No time for the gym? Well, I’ve got good news: NEAT and HIIT

Hello, everyone! I hope that those of you who are students received a much-needed slow in pace over fall break and perhaps had some more time to take care of yourself. (And if you’re not a student, I hope that you’ve had a well deserved break of sorts also!) Even if your break was like mine–still full of readings, studying, and research writing–even the extra time afforded from the lack of lectures and labs is a plus. 

Now, unfortunately, since I am still not yet in nursing school, I cannot share much knowledge of the nursing student experience. However, as you may have noticed, I have been basing posts around my pre-nursing experience as well as the general college experience. And another thing that you may know about me at this point is that I am a firm advocate of exercise and healthy dietary choices. (Resent me if you will!)  But again, there are several barriers to these lifestyle habits, especially for college students. So, what can you do in place of regular gym visits and the expected 150 minutes of moderate-intensity (or 75 minutes of vigorous-intensity) aerobic exercise per week? Well, the answer is surprisingly simple…and relatively easy.
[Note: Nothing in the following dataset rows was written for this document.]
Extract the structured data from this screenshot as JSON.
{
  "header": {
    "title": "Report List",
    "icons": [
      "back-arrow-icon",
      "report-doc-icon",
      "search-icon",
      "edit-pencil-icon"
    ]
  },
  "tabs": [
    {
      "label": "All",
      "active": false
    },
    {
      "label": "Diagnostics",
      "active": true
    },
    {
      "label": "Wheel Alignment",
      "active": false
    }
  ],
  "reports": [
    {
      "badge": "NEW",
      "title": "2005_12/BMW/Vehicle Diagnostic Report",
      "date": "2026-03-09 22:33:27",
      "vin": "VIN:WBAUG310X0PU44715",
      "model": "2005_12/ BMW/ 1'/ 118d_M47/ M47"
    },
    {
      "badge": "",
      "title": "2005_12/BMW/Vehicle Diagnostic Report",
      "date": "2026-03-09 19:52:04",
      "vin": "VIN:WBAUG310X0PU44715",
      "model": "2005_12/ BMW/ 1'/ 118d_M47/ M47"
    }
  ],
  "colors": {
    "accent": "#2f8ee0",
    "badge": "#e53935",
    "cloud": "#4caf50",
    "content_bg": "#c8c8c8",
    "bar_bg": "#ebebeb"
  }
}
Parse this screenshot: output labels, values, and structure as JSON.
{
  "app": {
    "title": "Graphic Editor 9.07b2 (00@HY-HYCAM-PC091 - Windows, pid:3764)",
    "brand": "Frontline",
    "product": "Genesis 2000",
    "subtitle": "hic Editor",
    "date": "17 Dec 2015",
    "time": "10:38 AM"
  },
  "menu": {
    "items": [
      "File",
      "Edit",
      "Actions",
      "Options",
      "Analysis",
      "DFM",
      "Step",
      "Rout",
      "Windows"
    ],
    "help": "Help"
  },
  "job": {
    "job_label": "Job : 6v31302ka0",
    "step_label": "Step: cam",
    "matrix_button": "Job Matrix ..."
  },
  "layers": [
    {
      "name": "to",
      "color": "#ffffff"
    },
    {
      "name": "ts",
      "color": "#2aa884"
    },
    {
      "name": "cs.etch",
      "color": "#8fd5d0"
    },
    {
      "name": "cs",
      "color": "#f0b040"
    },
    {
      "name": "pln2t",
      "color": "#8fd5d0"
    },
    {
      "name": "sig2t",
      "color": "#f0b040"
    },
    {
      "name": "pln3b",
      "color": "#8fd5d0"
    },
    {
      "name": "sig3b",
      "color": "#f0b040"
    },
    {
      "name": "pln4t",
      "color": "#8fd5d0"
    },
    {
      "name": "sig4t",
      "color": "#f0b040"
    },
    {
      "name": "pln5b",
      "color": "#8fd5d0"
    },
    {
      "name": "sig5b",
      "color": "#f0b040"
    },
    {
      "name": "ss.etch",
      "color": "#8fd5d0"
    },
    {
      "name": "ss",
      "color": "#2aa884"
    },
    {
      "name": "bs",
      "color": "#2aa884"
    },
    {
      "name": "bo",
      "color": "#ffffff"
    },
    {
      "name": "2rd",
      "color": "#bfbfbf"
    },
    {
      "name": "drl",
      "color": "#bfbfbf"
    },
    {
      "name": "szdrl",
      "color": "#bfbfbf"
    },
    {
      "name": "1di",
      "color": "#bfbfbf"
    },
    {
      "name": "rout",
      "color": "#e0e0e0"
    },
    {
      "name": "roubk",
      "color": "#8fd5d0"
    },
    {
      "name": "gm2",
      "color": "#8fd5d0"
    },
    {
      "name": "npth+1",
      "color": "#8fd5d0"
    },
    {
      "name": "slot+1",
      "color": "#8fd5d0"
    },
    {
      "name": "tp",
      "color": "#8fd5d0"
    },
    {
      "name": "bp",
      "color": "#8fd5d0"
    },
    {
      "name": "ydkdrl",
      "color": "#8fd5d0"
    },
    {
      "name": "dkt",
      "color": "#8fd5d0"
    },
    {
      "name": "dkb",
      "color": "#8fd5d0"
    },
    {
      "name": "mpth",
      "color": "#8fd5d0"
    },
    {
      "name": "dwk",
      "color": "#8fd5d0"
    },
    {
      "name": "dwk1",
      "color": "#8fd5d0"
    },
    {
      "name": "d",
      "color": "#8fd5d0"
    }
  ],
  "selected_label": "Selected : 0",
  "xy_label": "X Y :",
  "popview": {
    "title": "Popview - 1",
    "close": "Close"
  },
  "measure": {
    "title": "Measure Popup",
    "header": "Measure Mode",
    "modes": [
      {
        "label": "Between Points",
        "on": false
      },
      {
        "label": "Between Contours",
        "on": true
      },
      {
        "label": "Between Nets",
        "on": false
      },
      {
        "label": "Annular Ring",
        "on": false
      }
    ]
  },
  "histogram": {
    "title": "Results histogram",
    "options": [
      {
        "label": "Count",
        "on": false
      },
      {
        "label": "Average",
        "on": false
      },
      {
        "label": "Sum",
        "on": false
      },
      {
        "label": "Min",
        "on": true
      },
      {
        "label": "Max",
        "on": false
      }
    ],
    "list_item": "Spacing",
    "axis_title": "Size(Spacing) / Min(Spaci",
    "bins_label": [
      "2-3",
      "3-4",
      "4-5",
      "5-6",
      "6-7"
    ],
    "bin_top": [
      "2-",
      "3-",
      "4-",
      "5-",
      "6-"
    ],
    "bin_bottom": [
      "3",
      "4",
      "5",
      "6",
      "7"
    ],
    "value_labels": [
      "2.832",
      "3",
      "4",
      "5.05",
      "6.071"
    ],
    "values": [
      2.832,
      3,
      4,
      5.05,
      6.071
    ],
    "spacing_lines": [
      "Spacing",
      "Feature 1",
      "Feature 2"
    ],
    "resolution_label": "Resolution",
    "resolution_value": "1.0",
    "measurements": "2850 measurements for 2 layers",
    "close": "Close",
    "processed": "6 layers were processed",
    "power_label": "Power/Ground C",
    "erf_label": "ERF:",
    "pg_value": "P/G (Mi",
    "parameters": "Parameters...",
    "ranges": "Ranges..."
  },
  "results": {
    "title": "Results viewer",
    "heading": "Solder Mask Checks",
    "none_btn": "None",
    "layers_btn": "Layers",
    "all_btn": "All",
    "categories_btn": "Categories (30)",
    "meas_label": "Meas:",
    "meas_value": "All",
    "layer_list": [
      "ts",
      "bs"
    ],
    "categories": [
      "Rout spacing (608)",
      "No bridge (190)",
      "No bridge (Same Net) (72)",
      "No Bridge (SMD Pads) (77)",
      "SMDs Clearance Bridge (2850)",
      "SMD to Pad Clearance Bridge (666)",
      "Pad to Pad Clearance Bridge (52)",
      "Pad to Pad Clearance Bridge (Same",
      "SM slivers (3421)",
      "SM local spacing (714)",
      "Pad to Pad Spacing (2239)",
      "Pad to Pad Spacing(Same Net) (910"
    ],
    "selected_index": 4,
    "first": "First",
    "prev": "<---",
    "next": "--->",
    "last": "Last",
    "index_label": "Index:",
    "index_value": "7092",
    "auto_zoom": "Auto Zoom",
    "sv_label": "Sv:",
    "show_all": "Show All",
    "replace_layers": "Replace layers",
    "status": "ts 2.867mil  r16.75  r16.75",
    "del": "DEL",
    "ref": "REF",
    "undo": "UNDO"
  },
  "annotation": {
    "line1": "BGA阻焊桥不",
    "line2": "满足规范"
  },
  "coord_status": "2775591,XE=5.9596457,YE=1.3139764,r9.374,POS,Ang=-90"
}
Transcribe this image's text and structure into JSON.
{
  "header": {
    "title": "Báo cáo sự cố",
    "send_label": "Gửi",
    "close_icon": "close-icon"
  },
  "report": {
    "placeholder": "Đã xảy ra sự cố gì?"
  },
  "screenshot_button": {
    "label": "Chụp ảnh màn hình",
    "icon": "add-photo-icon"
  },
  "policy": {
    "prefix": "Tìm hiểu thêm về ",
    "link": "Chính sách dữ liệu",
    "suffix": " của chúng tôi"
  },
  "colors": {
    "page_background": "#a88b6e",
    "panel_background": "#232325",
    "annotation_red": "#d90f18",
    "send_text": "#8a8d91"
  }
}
If you’ve ever done a bit of research into types of exercise, the term high-intensity interval training (HIIT) may have popped up at some point. And thankfully, the name is fairly self-explanatory: you perform at a high level of intensity (usually pushing your body to its limits) for 20 seconds to a minute before entering a brief rest period and then restarting the cycle. This is a form of anaerobic exercise that is especially effective at fat reduction in the body. So, if you’re interested in weight loss while maintaining muscle tone and improving cardiovascular health, this may be an attractive option for you! However, keep in mind that this is a strenuous form of physical activity, so if you have pre-existing health conditions, especially heart abnormalities, you should consult a physician before attempting any HIIT workouts.
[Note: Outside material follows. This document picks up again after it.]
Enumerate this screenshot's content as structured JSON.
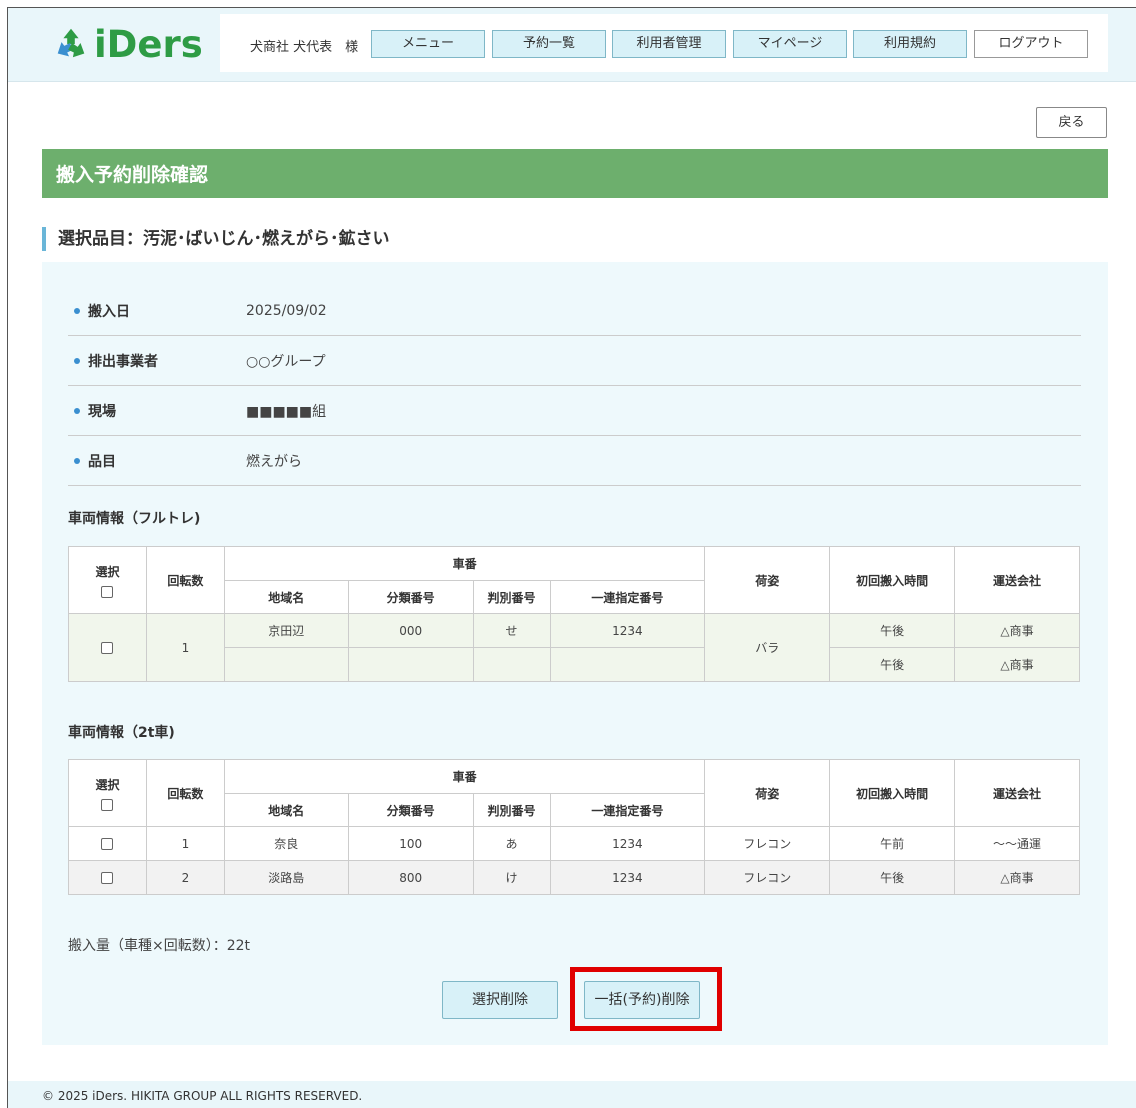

 But if you’re cleared to start, search for some HIIT workouts online and see which works best for you! Two of the most common ones are sprints and cycling. (I personally prefer sprint intervals, especially since I can do them anywhere that I have space to run.) And regardless of what you choose, here’s the best part: HIIT workouts, depending on the type, can take up only a couple minutes (twelve to thirty) a week. (This is thanks to the high intensity aspect of the exercises; you’re working harder in exchange for less time spent doing so.) So, while I would still recommend aiming for more low- or moderate-intensity aerobic exercise in combination with HIIT, if you’re low on time, HIIT alone still offers numerous health benefits! Just remember to warm up properly before each workout (i.e., with walking and dynamic stretching).

But what if you don’t have time for even that, or maybe you aren’t interested in such “high-intensity” activity? Well, that’s where the acronym (and actual practice of) NEAT comes into play. NEAT, or non-exercise activity thermogenesis, is any energy-expending action that doesn’t involve formal exercise, sleeping, or eating. Basically, this is any energy that we use in casual, basic, daily activities. Walking up that flight of stairs instead of taking the elevator? That’s NEAT (both meanings intended). Shaking your legs and fiddling with your fingers? Also NEAT. Vacuuming the house or washing dishes? NEAT. Walking the dog? NEAT. Speed walking instead of walking at a slower pace? More NEAT. Anything that uses up energy and that doesn’t fit into the three aforementioned categories is a form of NEAT and thus promotes not only energy usage (and thus weight maintenance or loss, to some degree) but a medley of health benefits that you’d expect only from formal exercise. 

But guess what. It isn’t necessarily the lack of exercise that poses harm to your health; it’s actually the lack of physical activity in general. Sitting or lying down all day? Yep, that’s more dangerous, especially in the long-term, than simply missing or avoiding gym days. Why? Well, our bodies simply weren’t made for extended periods without movement. In response to sedentary lifestyles, our bodies store more lipids, our glucose levels rise, our muscles atrophy, and we increase our chances of developing type two diabetes, cardiovascular disease, depression and anxiety, and even forms of cancer. So, whenever possible, throw in some NEAT! If you can walk, choose to walk. If you can fidget, fidget as much as you want (while being considerate of those around you). If you can stand and pace while studying, go for it! And remember: every movement counts.

By now, if you didn’t before, you know that being physically active doesn’t have to take up hours of your days, be spent in a gym setting, or cause you to sacrifice other parts of your schedule. Options like HIIT and NEAT exist and are convenient yet significantly beneficial to your overall health and wellbeing. So, if you’ve given up on being physically active, consider giving it one more try. And if you’re interested in learning more about exercise in general (including HIIT and NEAT) in film form, here’s the documentary from my Health Psychology course that inspired me to write this post:


Enjoy the rest of your week!

Nursing students unite!